“We are a group of women in our late twenties and early thirties, and we are all proud residents of Kimberley,” said Gilmar.

The group is made up of: Kylee Ablett, Lauren Rokosh, Emily Gilmar, Corissa Pasiechynk, Kelsey Fabro, Jill Schacher, Hayley Simkins, Alex Ablett, Kylie Newton, Tessa Rokosh, Elli Bamsey, Danielle Roe, Megan Strachan-Garrels and Taylor White.

In terms of preparation for the event, the group starts in late August every year.

“Our dance group, the Lady’s Leg Dancers, works on recruiting talent, volunteers, market vendors and sponsors.

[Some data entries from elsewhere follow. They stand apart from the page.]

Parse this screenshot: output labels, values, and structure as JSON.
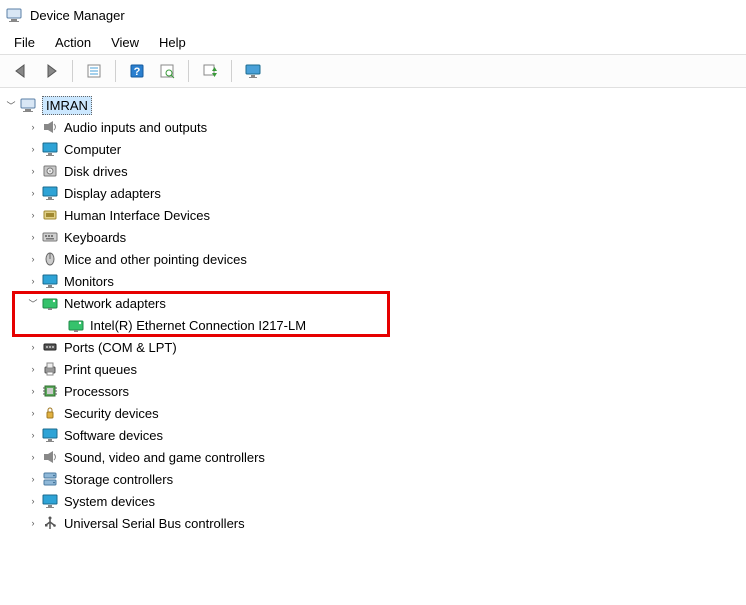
{
  "window": {
    "title": "Device Manager"
  },
  "menu": {
    "file": "File",
    "action": "Action",
    "view": "View",
    "help": "Help"
  },
  "tree": {
    "root": "IMRAN",
    "items": [
      {
        "label": "Audio inputs and outputs",
        "icon": "speaker"
      },
      {
        "label": "Computer",
        "icon": "monitor"
      },
      {
        "label": "Disk drives",
        "icon": "disk"
      },
      {
        "label": "Display adapters",
        "icon": "monitor"
      },
      {
        "label": "Human Interface Devices",
        "icon": "hid"
      },
      {
        "label": "Keyboards",
        "icon": "keyboard"
      },
      {
        "label": "Mice and other pointing devices",
        "icon": "mouse"
      },
      {
        "label": "Monitors",
        "icon": "monitor"
      },
      {
        "label": "Network adapters",
        "icon": "network",
        "expanded": true,
        "highlight": true,
        "children": [
          {
            "label": "Intel(R) Ethernet Connection I217-LM",
            "icon": "network"
          }
        ]
      },
      {
        "label": "Ports (COM & LPT)",
        "icon": "port"
      },
      {
        "label": "Print queues",
        "icon": "printer"
      },
      {
        "label": "Processors",
        "icon": "cpu"
      },
      {
        "label": "Security devices",
        "icon": "security"
      },
      {
        "label": "Software devices",
        "icon": "monitor"
      },
      {
        "label": "Sound, video and game controllers",
        "icon": "speaker"
      },
      {
        "label": "Storage controllers",
        "icon": "storage"
      },
      {
        "label": "System devices",
        "icon": "monitor"
      },
      {
        "label": "Universal Serial Bus controllers",
        "icon": "usb"
      }
    ]
  }
}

We perform two or three acts in the show each year so we also get together to rehearse every week from September right up to the show,” said Gilmar. “Our planning meetings are usually separate and occur throughout the months leading up to the show, typically we’ll have 8 to 10 meetings throughout the year and then each of us has our own responsibilities to bring the show together.”

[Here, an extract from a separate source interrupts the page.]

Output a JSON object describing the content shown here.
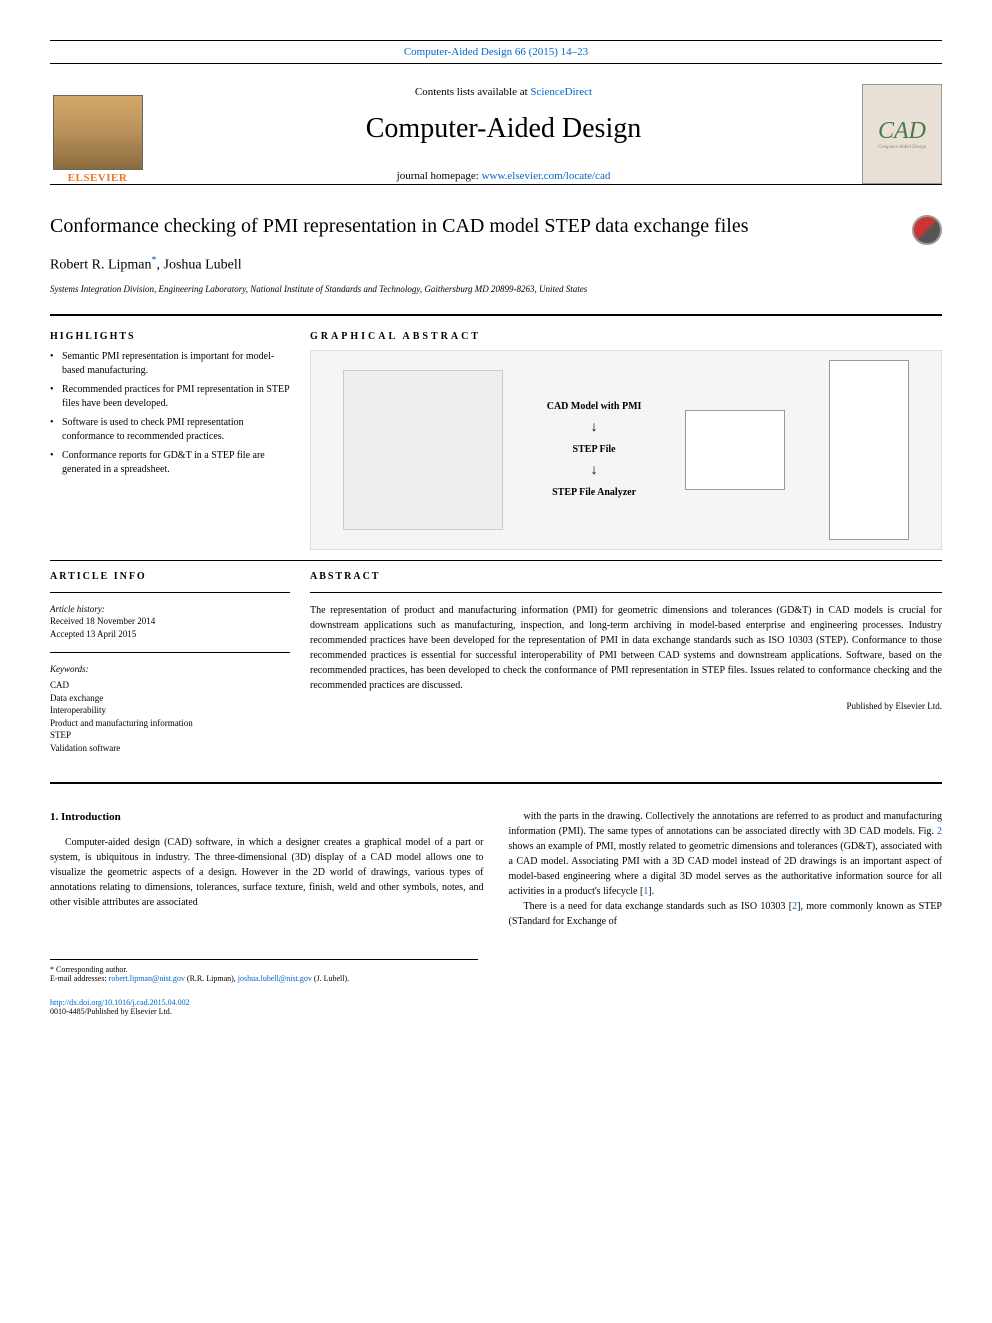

The entire cast gets together for a technical rehearsal two weeks before the shows, and Gilmar says that is their opportunity to work out the sound and lighting kinks, giving everyone a chance to practice on stage.

“The weeks leading up to the show are usually filled with late night meetings, to do lists, finishing up costumes, dance practices and of course our normal lives of working, raising babies and enjoying the powder on our favourite ski hill,” Gilmar said.

Gilmar says that there are “many amazing” things about the event, but the group’s top three highlights are, “bringing many different women together for a fun night in a safe and empowering environment, feeling the positivity that is created when women come together and support each other, and seeing people’s hidden talents and creativity.”

The show is 100 per cent run by volunteers, and Gilmar says it would not be possible without them.

“We could not put on the show or raise as much money as we do without the support of our local sponsors,” she said. “A huge thank you to this year’s Lilith sponsors: Paper & Cup, Creekside Physiotherapy, Kootenay Life Cycle, Columbia Basin Trust, Overtime Beer Works, Western Financial Group, Meadowsweet Wellness, Wine Works, Zen Mountain Float and Wellness, Ki-Flo, Rachel Langlois (Sunlife Financial).”

Kimberley Bulletin